The office of the Governor
- The makers of the Constitution of India did not anticipate that the office of the Governor, meant to “preserve, protect and defend the Constitution and the law”, would metamorphose into the most controversial constitutional office rendering the constitutional praxis rugged.
- Article 131 of draft Constitution provided for an elected Governor or a Governor appointed by President from a panel of four candidates elected by Legislative Assembly.
- After elaborate deliberations, the Assembly voted for a nomination provision which rules out any role for the Legislative Assembly.
- The Sarkaria Commission recommended that the appointee should be someone from outside the respective State so that he would not have any personal interest to protect.
- The Commission condemned the practice of Governors venturing further into active politics as well as ascending to other offices after the completion of their term.
- However, conflict still arises when Governors turn vocal in public against elected leaders, who respond with equal vehemence, taking the relation to a new low
Politics till the Bommai verdict
- The President’s Rule was imposed in States over a 100 times prior to 1994.
- But after Supreme Court’s judgment in S. R. Bommai case, rampant practices of imposing President’s rule came to an end as the SC declared that the imposition of President’s Rule shall be confined only to the breakdown of constitutional machinery.
The Sarkaria Vision
- The S. R. Bommai judgment passed by SC extensively quoted from the commission on Centre-State Relations constituted by Central Government in 1983.
- The three-member commission headed by R. S. Sarkaria remains till date the bedrock of any inquiry into the relations between the Centre and State.

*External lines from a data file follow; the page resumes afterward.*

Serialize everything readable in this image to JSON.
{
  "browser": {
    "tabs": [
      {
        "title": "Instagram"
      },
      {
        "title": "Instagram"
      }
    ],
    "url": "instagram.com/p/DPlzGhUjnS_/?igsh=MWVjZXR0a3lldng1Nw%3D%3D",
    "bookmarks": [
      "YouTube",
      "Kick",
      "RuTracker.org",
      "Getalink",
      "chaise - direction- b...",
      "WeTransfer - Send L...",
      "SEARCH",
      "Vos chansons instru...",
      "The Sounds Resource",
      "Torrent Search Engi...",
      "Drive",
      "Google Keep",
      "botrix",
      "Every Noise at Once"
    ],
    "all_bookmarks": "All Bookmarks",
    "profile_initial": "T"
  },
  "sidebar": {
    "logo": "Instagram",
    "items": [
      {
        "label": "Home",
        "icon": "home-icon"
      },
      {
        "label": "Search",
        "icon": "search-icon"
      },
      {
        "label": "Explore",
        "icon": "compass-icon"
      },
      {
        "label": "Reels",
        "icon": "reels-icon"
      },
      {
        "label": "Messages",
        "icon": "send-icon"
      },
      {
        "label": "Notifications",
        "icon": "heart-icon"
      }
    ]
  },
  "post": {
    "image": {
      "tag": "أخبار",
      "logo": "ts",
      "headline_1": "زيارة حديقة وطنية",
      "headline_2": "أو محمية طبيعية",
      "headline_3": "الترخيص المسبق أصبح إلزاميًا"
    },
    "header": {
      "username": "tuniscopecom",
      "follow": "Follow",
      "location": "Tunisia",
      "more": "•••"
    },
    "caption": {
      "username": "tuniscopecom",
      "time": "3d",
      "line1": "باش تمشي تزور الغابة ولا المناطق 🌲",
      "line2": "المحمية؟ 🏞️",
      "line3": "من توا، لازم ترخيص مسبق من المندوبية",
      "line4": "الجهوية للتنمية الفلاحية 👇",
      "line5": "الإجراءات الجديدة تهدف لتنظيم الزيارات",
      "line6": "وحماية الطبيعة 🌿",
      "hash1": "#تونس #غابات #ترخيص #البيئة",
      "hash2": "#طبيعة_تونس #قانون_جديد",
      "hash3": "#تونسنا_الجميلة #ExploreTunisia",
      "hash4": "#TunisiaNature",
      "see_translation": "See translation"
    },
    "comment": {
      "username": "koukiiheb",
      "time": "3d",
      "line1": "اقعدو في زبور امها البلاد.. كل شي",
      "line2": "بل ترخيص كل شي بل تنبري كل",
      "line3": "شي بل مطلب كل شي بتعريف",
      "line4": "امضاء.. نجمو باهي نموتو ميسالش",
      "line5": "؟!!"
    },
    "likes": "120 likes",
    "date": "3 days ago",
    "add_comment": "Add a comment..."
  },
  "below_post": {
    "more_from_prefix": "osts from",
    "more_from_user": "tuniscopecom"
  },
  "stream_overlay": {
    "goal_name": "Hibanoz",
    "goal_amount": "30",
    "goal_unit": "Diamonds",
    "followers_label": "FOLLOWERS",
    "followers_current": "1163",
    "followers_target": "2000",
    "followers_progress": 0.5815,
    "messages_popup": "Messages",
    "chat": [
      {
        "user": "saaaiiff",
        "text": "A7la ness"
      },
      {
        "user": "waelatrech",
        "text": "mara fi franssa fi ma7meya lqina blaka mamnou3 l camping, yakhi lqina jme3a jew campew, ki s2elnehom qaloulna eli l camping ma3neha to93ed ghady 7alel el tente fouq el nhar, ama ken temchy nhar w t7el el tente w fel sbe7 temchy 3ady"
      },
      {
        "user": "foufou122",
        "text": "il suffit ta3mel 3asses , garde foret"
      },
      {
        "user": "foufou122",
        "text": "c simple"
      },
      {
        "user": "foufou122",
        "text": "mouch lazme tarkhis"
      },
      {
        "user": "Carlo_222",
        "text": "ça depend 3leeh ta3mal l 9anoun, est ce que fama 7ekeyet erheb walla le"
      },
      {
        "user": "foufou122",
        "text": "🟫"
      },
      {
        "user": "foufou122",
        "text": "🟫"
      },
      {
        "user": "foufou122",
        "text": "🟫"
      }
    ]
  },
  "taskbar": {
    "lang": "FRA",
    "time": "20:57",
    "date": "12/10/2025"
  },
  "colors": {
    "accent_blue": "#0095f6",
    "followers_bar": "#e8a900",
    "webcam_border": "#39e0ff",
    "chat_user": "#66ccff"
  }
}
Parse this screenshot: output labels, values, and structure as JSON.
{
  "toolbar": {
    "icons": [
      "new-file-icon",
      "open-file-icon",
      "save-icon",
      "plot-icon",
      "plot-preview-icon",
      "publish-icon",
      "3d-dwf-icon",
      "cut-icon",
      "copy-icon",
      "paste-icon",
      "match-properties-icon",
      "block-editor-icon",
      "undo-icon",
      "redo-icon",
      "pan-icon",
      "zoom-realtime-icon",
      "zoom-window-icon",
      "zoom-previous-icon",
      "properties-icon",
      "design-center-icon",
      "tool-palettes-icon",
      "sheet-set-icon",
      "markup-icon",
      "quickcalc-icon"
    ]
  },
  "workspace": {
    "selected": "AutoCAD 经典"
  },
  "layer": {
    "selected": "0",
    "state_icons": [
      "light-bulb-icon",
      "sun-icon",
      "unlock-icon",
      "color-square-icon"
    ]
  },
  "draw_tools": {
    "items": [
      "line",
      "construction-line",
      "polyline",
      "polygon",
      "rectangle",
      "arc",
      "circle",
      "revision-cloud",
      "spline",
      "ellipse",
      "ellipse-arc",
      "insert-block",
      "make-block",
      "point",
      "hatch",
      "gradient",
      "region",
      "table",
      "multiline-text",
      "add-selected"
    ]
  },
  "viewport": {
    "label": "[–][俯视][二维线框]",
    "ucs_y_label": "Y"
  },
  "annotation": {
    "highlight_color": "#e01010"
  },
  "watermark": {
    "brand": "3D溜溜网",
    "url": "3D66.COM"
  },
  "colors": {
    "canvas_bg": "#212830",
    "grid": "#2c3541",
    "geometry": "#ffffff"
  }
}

- The Commission sought to reinfuse the spirit of co-operative federalism in Indian politics.
- It tried to restore dignity to the Raj Bhavan by focusing more on the appointee who shall be an eminent person in some walk of life, someone outside the respective State so that he would not have any personal interest to protect.
- First ARC (1966) in its report on “Centre-State Relationships” had recommended strongly that once the Governor completes his term of five years, he shall not be made eligible for further appointment as Governor.
- The National Commission (2000) also reiterated the view of the Sarkaria Commission regarding the appointment of Governor.
- It said that if the Bill is reserved for consideration of the President, there should be a time-limit, desirably of three months, within which the President should take a decision whether to accord his assent or to direct the Governor to return it to the State Legislature or to seek the advisory opinion of the Supreme Court.
The Punchhi Commission
- The Punchhi Commission on Centre-State relations (2007) was constituted to enquire into Centre-State Relations taking into account the changes since Sarkaria Commission submitted its report in 1988.
- The Commision could not appreciate the practice of Governors being called back when regime changed.
- A constitution bench of the SC in the B. P. Singhal Case (2010) declared that a change in power at the Centre cannot be grounds to recall governor and hence such actions are judicially reviewable.
- While Sarkaria Commission recommended that Governor’s tenure of five years can only be occasionally cut short, Punchhi Commission recommended that Governor shall have fixed tenure so that they wouldn’t hold office under pleasure of the Central government.
- It proposed an amendment to Article 156 so that there would be a procedure to remove the Governor from office.
- Governors shall not be overburdened with the task of running universities by virtue of them being made Chancellors under the State University Acts.
- Complying with the norms and conventions advocated by the Sarkaria & Punchhi commission will go a long way in rediscovering the constitutional equilibrium.
The core of discontent
- SC must be credited for having tackled the issue from the landmark S. R. Bommai (1994) , Rameshwar Prasad (Bihar Assembly Dissolution Case of 2006) and Nabam Rebia (Arunachal Assembly Case of 2016) by which the possibility of gross high handedness is either eliminated or reduced to the time taken for judicial review.
- Arbitrary imposition of President’s Rule and dissolution of Legislative Assembly on partisan grounds are becoming occasional.
- However, conflict arises over issues which are non-critical but have the potential to upset harmonious administrative balance at the state level.
- When Governors turn vocal in public, the local leaders who carry electoral mandate respond with equal vehemence, taking the relation to a new low.
- Unless the practice of Governors making critical appraisals of their own council of ministers in public glare is brought to a halt, the situation in the states where an opposition party is in power would remain unhealthy.
- Recommendation of Sarkaria Commission that the governor appointee shall be a detached outsider and a person of eminence in some walks of life.
- To add to the Sarkaria commission, the paradox of an apolitical President and political Governor needs to be reconciled, sooner than later.